WHAT IS EXPECTED
Go through the material below and tally every line with the string "glyph". Reply with the number only.

DATA FOR THE TASK
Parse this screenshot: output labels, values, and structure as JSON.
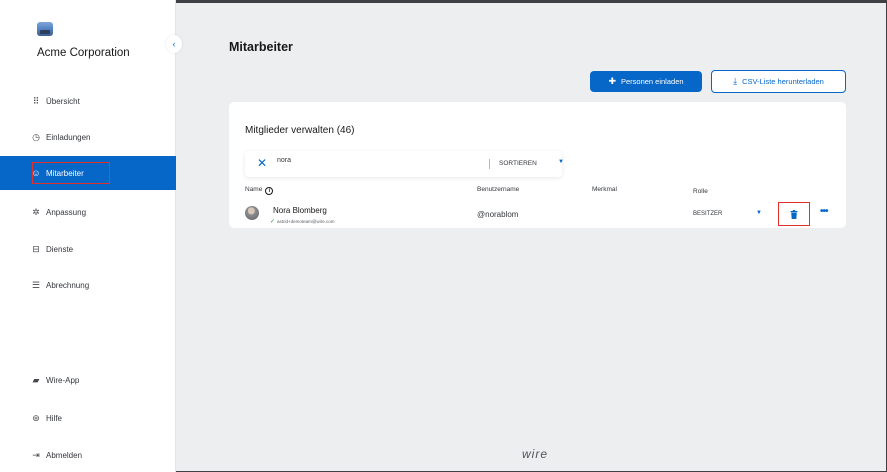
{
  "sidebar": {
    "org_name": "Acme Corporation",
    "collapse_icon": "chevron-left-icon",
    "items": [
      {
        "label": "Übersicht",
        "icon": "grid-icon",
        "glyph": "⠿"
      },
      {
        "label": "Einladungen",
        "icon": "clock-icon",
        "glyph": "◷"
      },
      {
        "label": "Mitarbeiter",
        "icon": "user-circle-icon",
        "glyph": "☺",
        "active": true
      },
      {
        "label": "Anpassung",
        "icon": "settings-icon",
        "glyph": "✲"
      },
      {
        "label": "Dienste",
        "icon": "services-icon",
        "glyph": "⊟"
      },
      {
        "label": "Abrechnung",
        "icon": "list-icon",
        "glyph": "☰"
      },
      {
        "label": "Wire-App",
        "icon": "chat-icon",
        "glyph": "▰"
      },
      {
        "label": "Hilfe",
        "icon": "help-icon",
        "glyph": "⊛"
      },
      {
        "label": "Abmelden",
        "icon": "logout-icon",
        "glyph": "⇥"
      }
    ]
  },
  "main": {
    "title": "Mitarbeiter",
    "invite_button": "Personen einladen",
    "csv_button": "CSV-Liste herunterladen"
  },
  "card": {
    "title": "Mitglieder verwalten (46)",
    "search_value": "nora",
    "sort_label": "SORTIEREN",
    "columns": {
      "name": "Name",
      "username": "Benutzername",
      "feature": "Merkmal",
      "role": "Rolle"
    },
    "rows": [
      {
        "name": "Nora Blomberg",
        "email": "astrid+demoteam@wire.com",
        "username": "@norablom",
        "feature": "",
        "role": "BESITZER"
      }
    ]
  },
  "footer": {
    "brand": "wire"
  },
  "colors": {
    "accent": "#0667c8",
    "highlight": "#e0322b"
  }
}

ANSWER SPACE
9